Thence we came to "Cushcam," at which village be it known that the turnpike-man kept the drag a very long time waiting. " I think the fellow must be writing a book," said the coachman, with a most severe look of drollery at a cockney tourist, who tried, under the circumstances, to blush, and not to laugh. I wish I could relate or remember half the mad jokes that flew about among the jolly Irish crew on the top of the coach, and which would have made a journey through the Desert jovial. When the 'pike-man had finished his composi- tion (that of a turnpike-ticket, which he had to fill,) we drove on to Dungarvan; the two parts of which town, separated by the river Colligan, have been joined by a causeway three hundred yards along, and a bridge erected at an enormous outlay by the Duke of Devonshire. In former times, before his Grace spent his eighty thousand pounds upon the causeway, this wide estuary was called "Dungarvan Prospect," because the ladies of the country, walking over the river at low water, took off their shoes and stockings (such as had them), and tucking up their clothes, exhibited — what I have never seen, and cannot therefore be expected to describe. A large and handsome Catholic chapel, a square with some pretensions to regularity of building, a very neat and comfortable inn, and beggars and idlers still more numerous than at Waterford, were what we had leisure to remark in half-an-hour's stroll through the town.
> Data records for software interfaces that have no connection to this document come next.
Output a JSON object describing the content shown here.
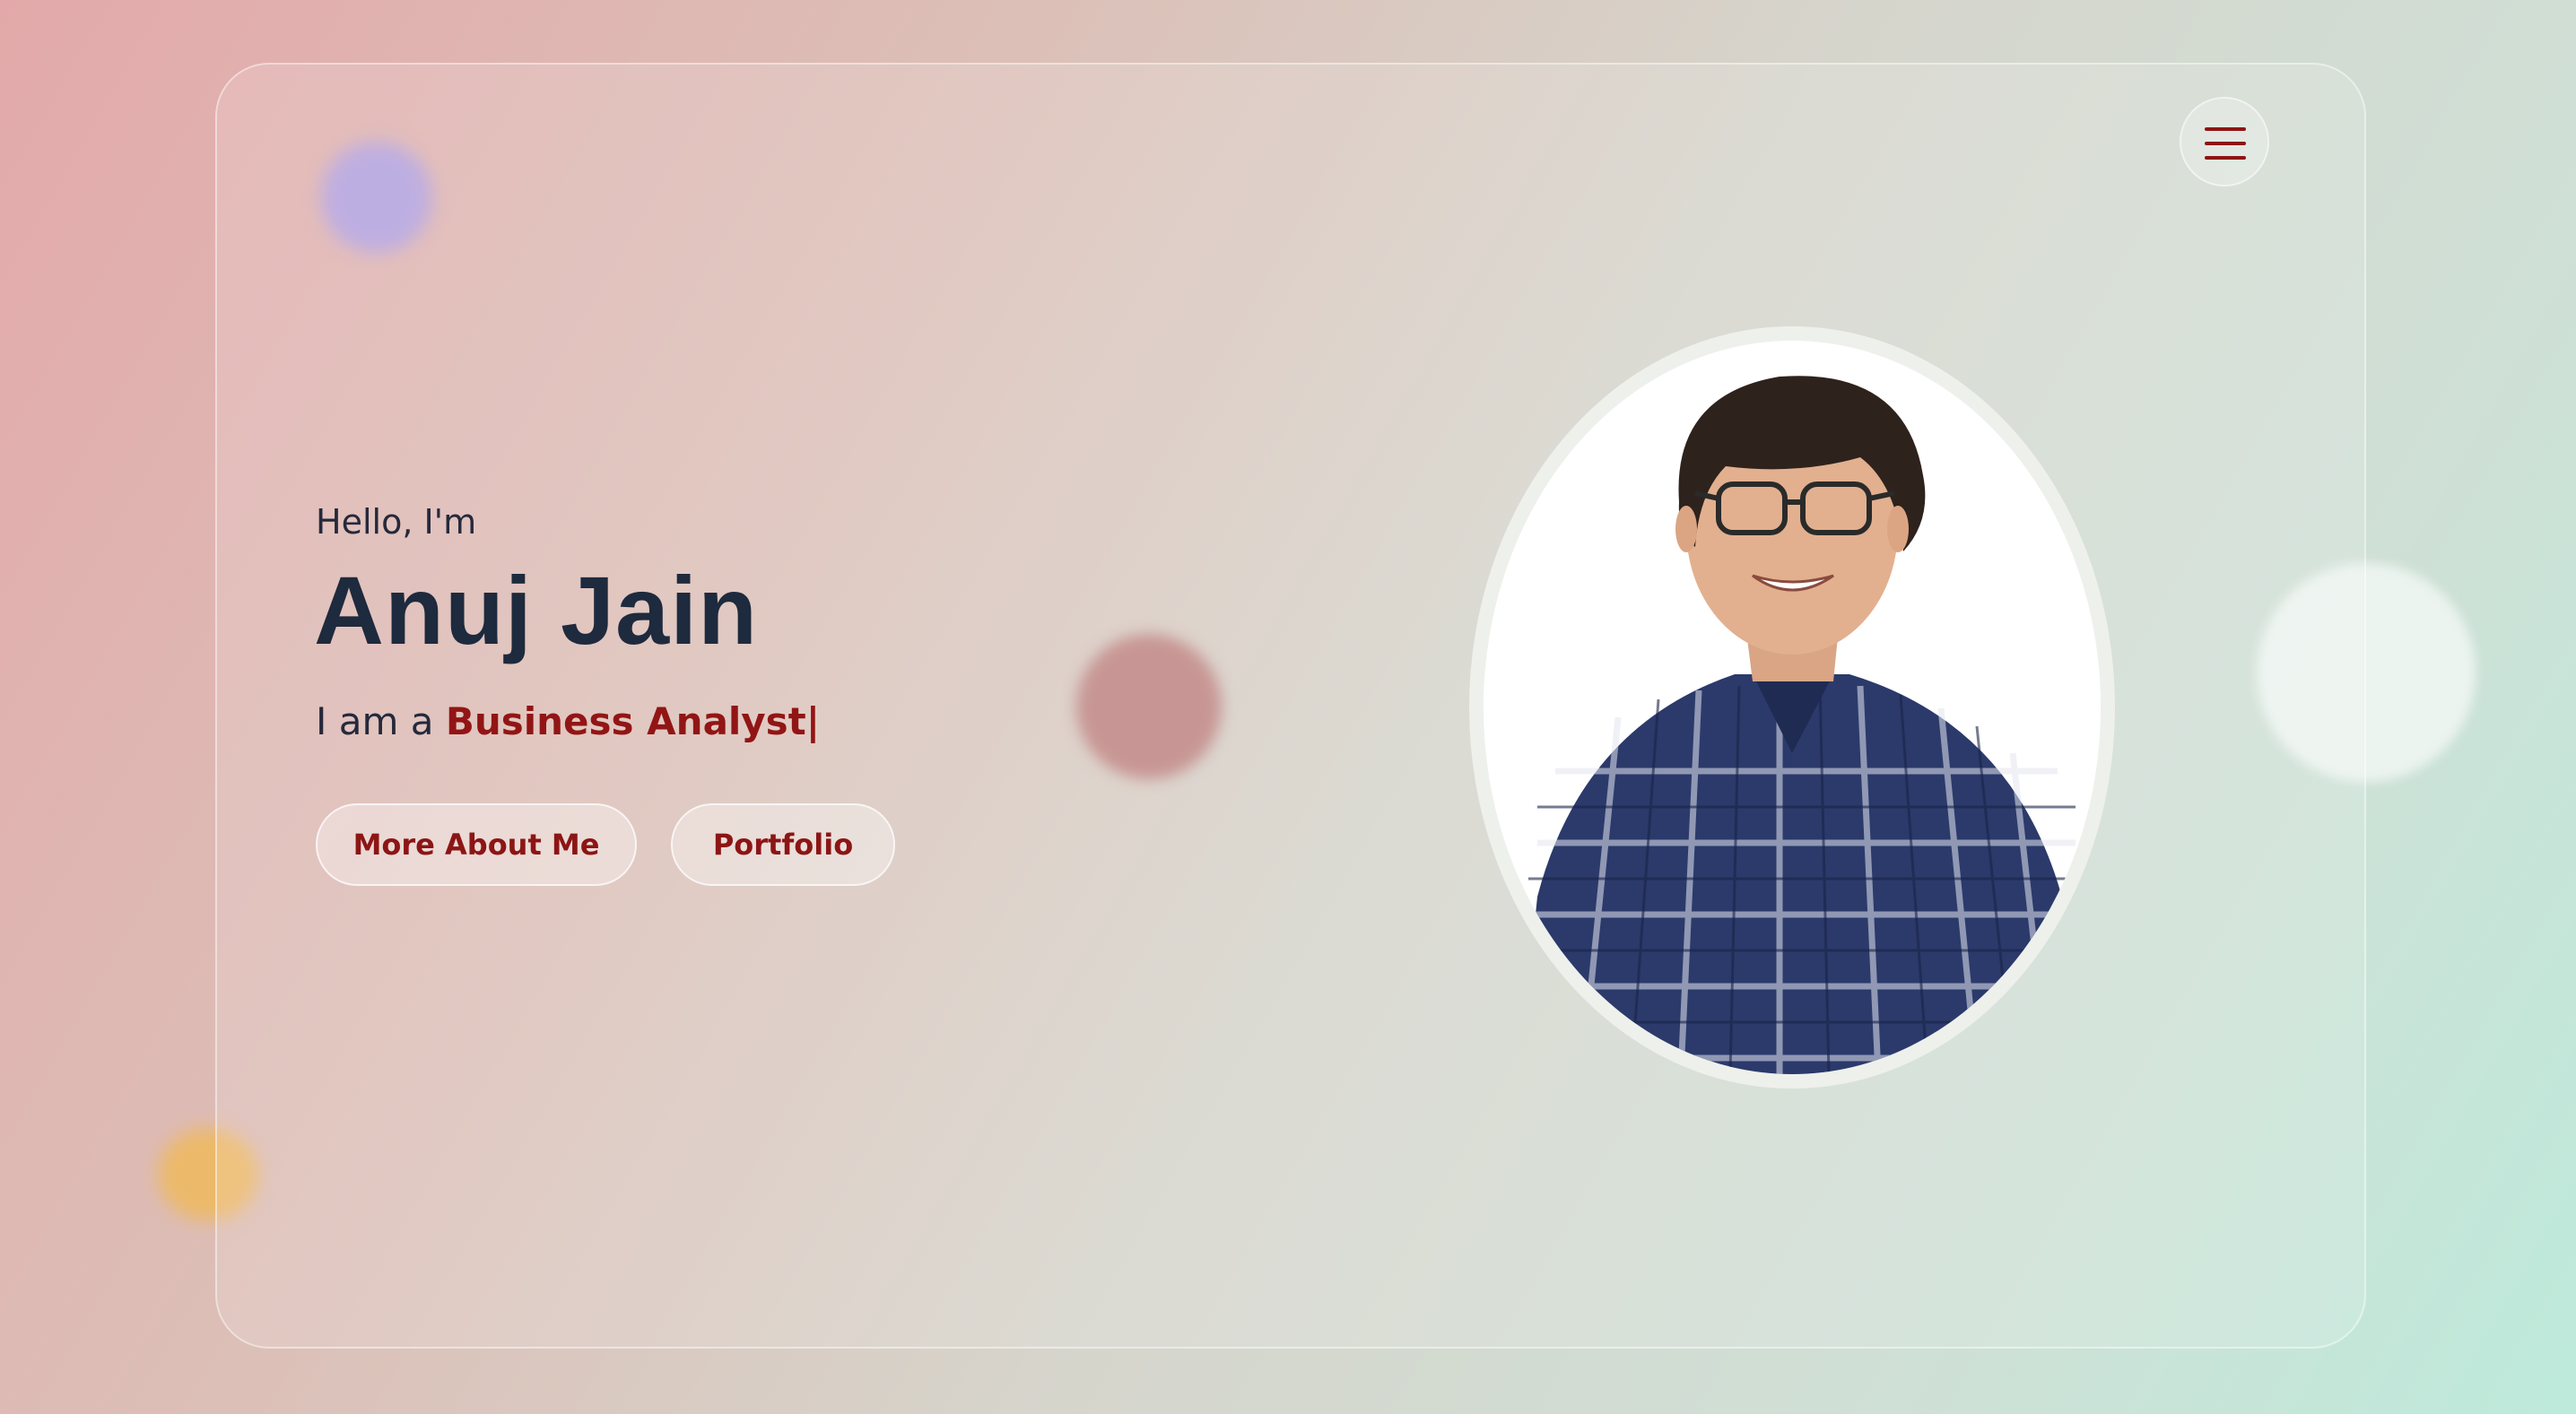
{
  "hero": {
    "greeting": "Hello, I'm",
    "name": "Anuj Jain",
    "role_prefix": "I am a",
    "role": "Business Analyst",
    "cursor": "|"
  },
  "buttons": {
    "more_about": "More About Me",
    "portfolio": "Portfolio"
  },
  "menu": {
    "icon": "hamburger-menu-icon"
  },
  "portrait": {
    "alt": "Portrait photo of Anuj Jain"
  },
  "colors": {
    "accent": "#921515",
    "heading": "#1e2a3d"
  }
}
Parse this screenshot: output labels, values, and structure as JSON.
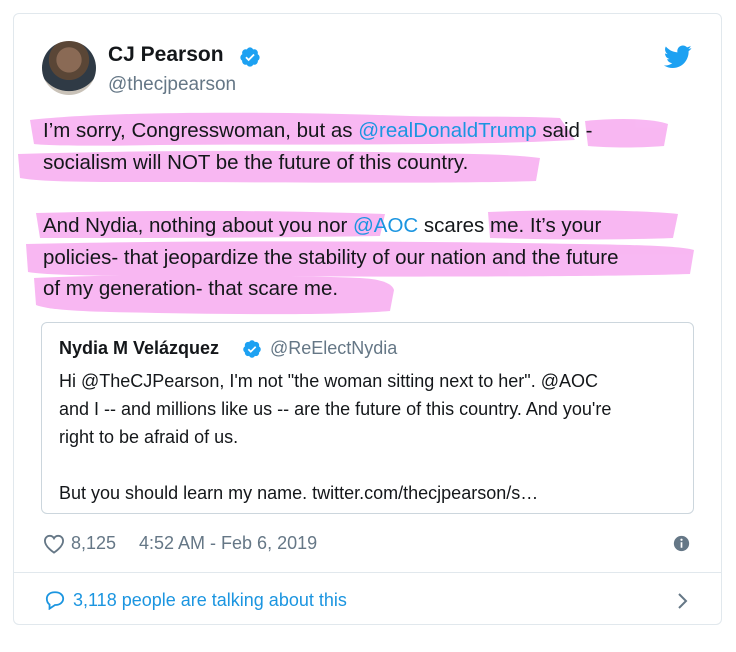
{
  "author": {
    "name": "CJ Pearson",
    "handle": "@thecjpearson"
  },
  "tweet": {
    "para1_line1_a": "I’m sorry, Congresswoman, but as ",
    "para1_mention": "@realDonaldTrump",
    "para1_line1_b": " said -",
    "para1_line2": "socialism will NOT be the future of this country.",
    "para2_line1_a": "And Nydia, nothing about you nor ",
    "para2_mention": "@AOC",
    "para2_line1_b": " scares me. It’s your",
    "para2_line2": "policies- that jeopardize the stability of our nation and the future",
    "para2_line3": "of my generation- that scare me."
  },
  "quoted": {
    "name": "Nydia M Velázquez",
    "handle": "@ReElectNydia",
    "line1": "Hi @TheCJPearson, I'm not \"the woman sitting next to her\". @AOC",
    "line2": "and I -- and millions like us -- are the future of this country. And you're",
    "line3": "right to be afraid of us.",
    "line4": "But you should learn my name. twitter.com/thecjpearson/s…"
  },
  "footer": {
    "like_count": "8,125",
    "timestamp": "4:52 AM - Feb 6, 2019",
    "talking": "3,118 people are talking about this"
  },
  "icons": {
    "verified": "verified-badge-icon",
    "bird": "twitter-bird-icon",
    "heart": "heart-icon",
    "info": "info-icon",
    "reply": "speech-bubble-icon",
    "chevron": "chevron-right-icon"
  },
  "colors": {
    "link": "#1b95e0",
    "highlight": "#f7a8f0",
    "muted": "#657786"
  }
}
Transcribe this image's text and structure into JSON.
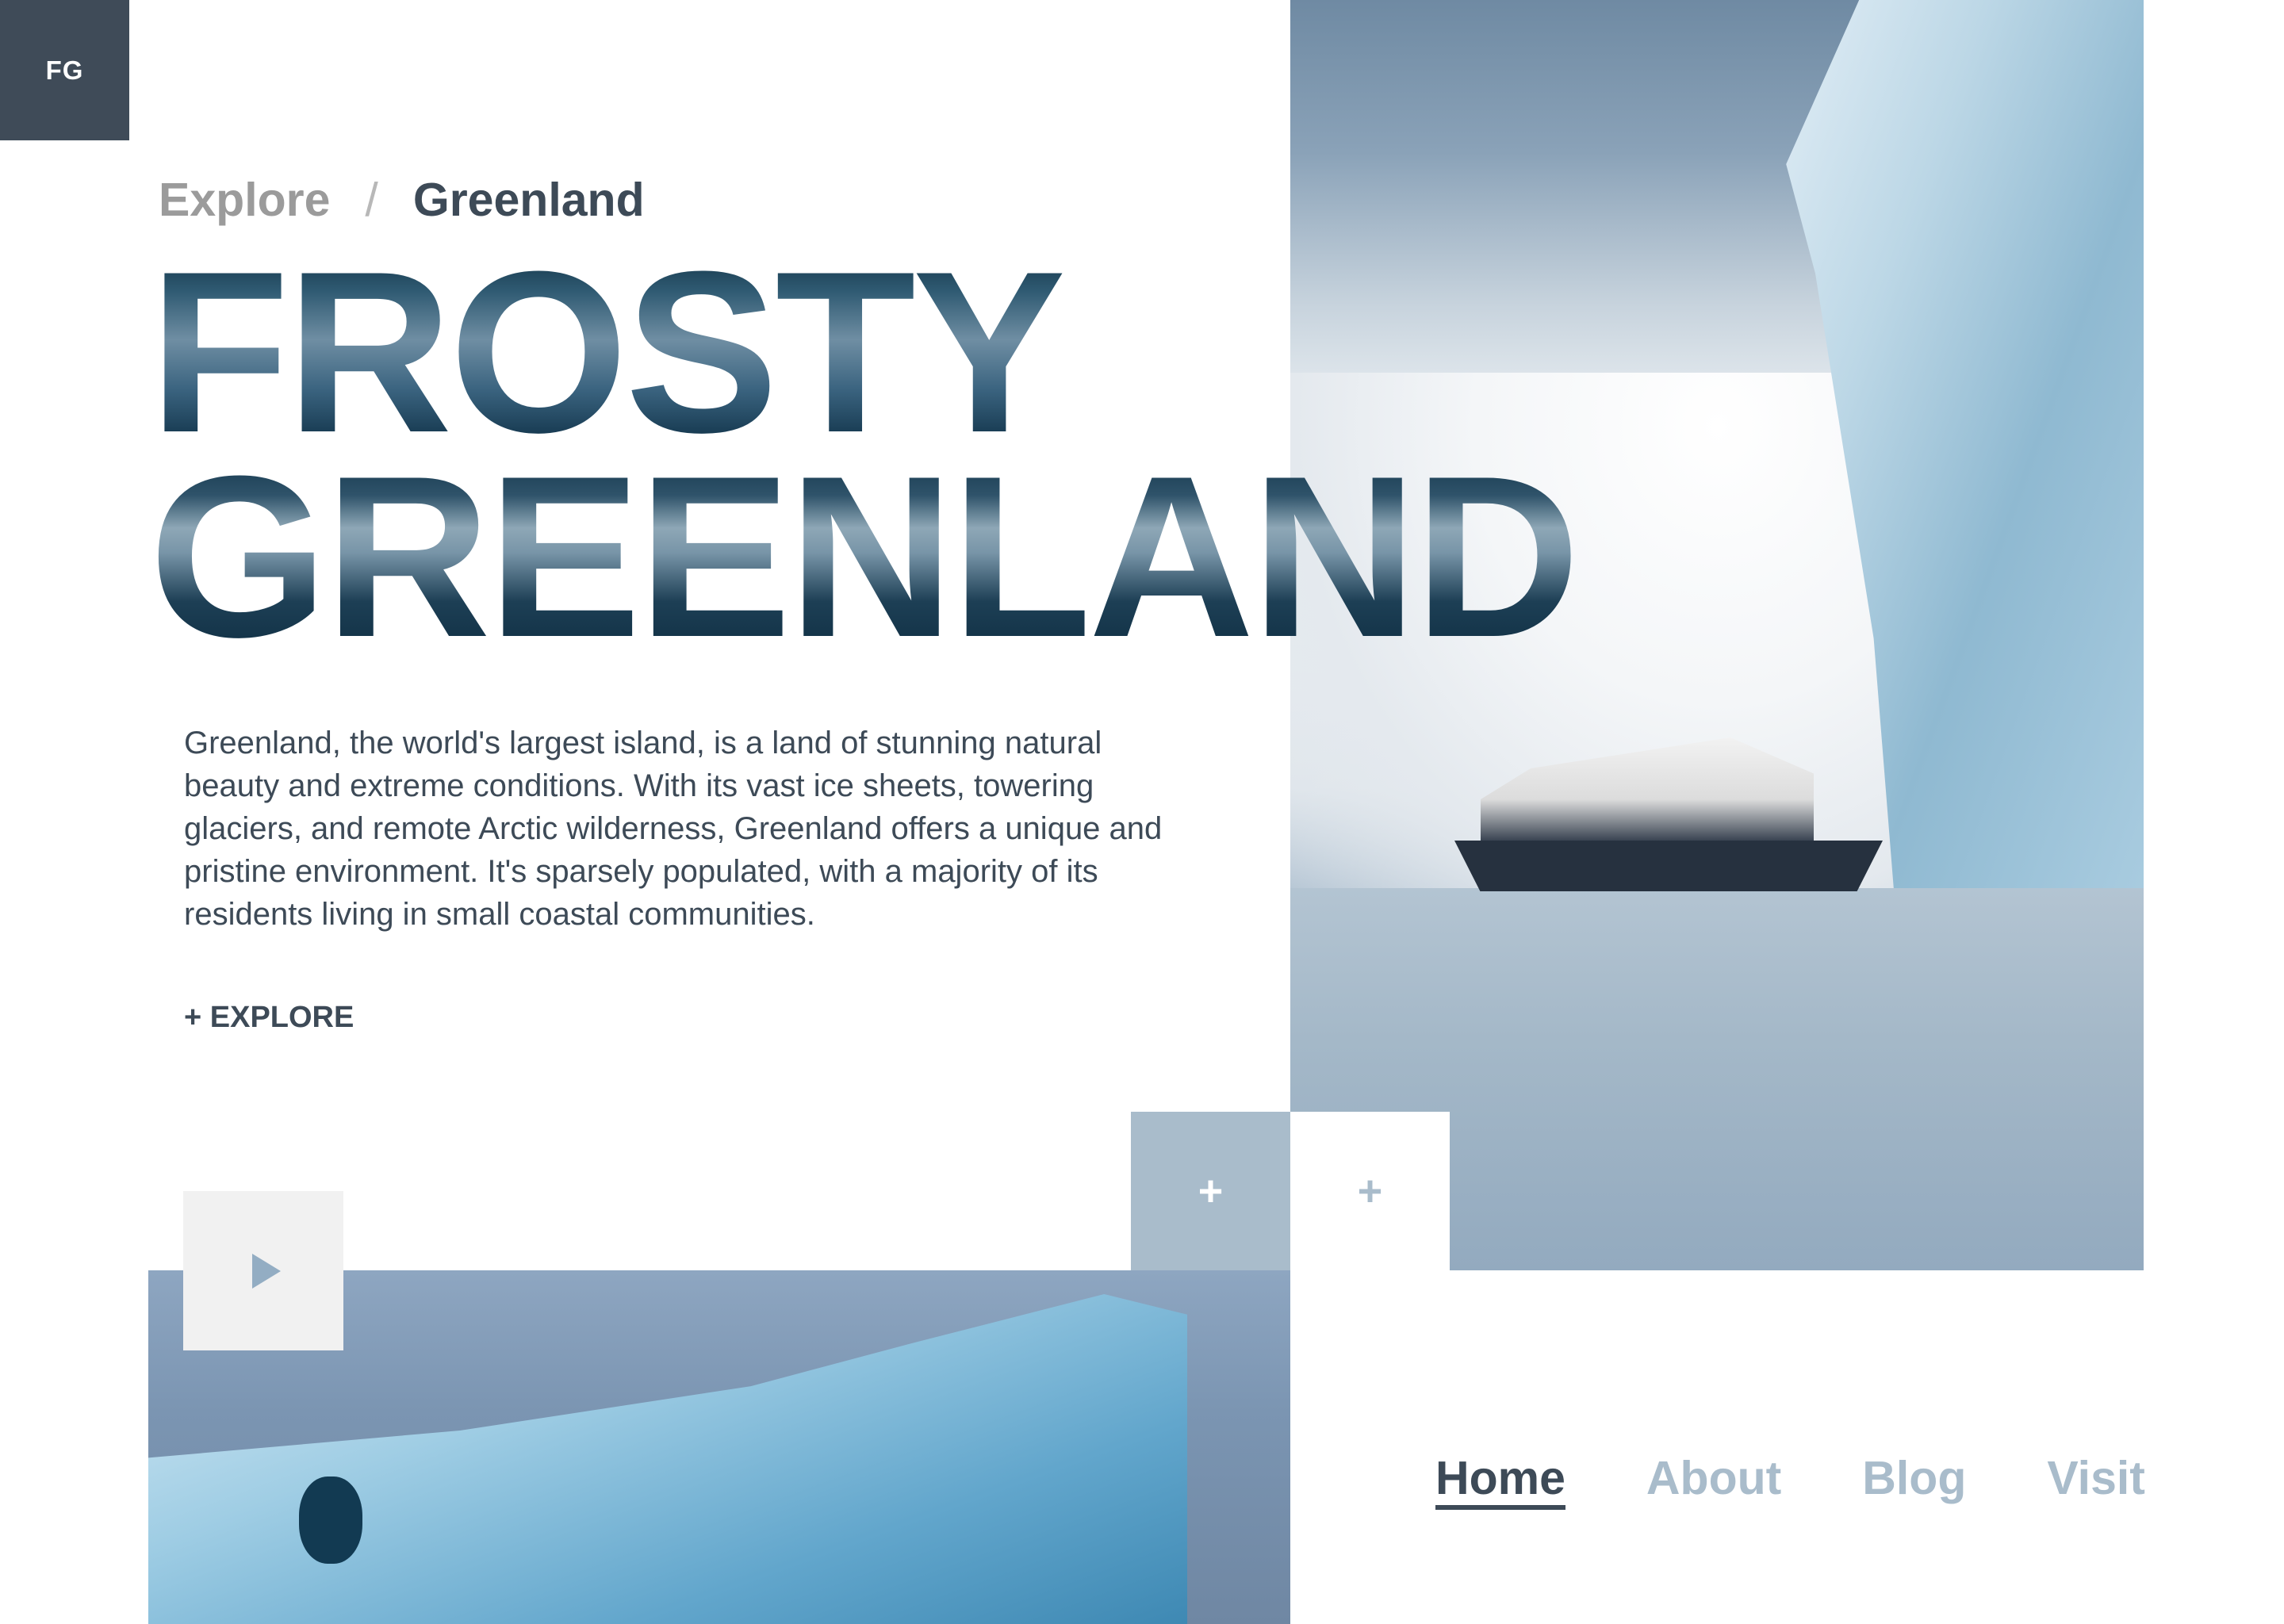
{
  "logo": {
    "text": "FG"
  },
  "breadcrumb": {
    "root": "Explore",
    "separator": "/",
    "current": "Greenland"
  },
  "hero": {
    "line1": "FROSTY",
    "line2": "GREENLAND"
  },
  "description": "Greenland, the world's largest island, is a land of stunning natural beauty and extreme conditions. With its vast ice sheets, towering glaciers, and remote Arctic wilderness, Greenland offers a unique and pristine environment. It's sparsely populated, with a majority of its residents living in small coastal communities.",
  "explore_link": "+ EXPLORE",
  "controls": {
    "plus_1": "+",
    "plus_2": "+",
    "play_icon": "play-icon"
  },
  "nav": {
    "items": [
      {
        "label": "Home",
        "active": true
      },
      {
        "label": "About",
        "active": false
      },
      {
        "label": "Blog",
        "active": false
      },
      {
        "label": "Visit",
        "active": false
      }
    ]
  },
  "colors": {
    "primary": "#3d4a57",
    "accent": "#a9bccb",
    "muted": "#9b9b9b",
    "logo_bg": "#3f4b58"
  }
}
Near the prettily situated village of Cappoquin is the Trappist House of Mount Meilleraie, of which we could only see the pinnacles. The brethren were presented some years since with a barren mountain, which they have cultivated most successfully. They have among themselves workmen to supply all their frugal wants: ghostly tailors and shoemakers, spiritual gardeners and bakers, working in silence, and serving heaven after their way. If this reverend community, for fear of the opportunity of sinful talk, choose to hold their tongues, the next thing will be to cut them out altogether, and so render the danger impossible: if, being men of education and intelligence, they incline to turn butchers and cobblers, and smother their intellects by base and hard menial labour, who knows but one day a sect may be more pious still, and rejecting even butchery and bakery as savouring too much of worldly convenience and pride, take to a wild-beast life at once? Let us concede that suffering, and mental and bodily debasement, are the things most agreeable to heaven, and there is no knowing where such piety may stop. I was very glad we had not time to see the grovelling place; and as for seeing shoes made or fields tilled by reverend amateurs, we can find cobblers and ploughboys to do the work better.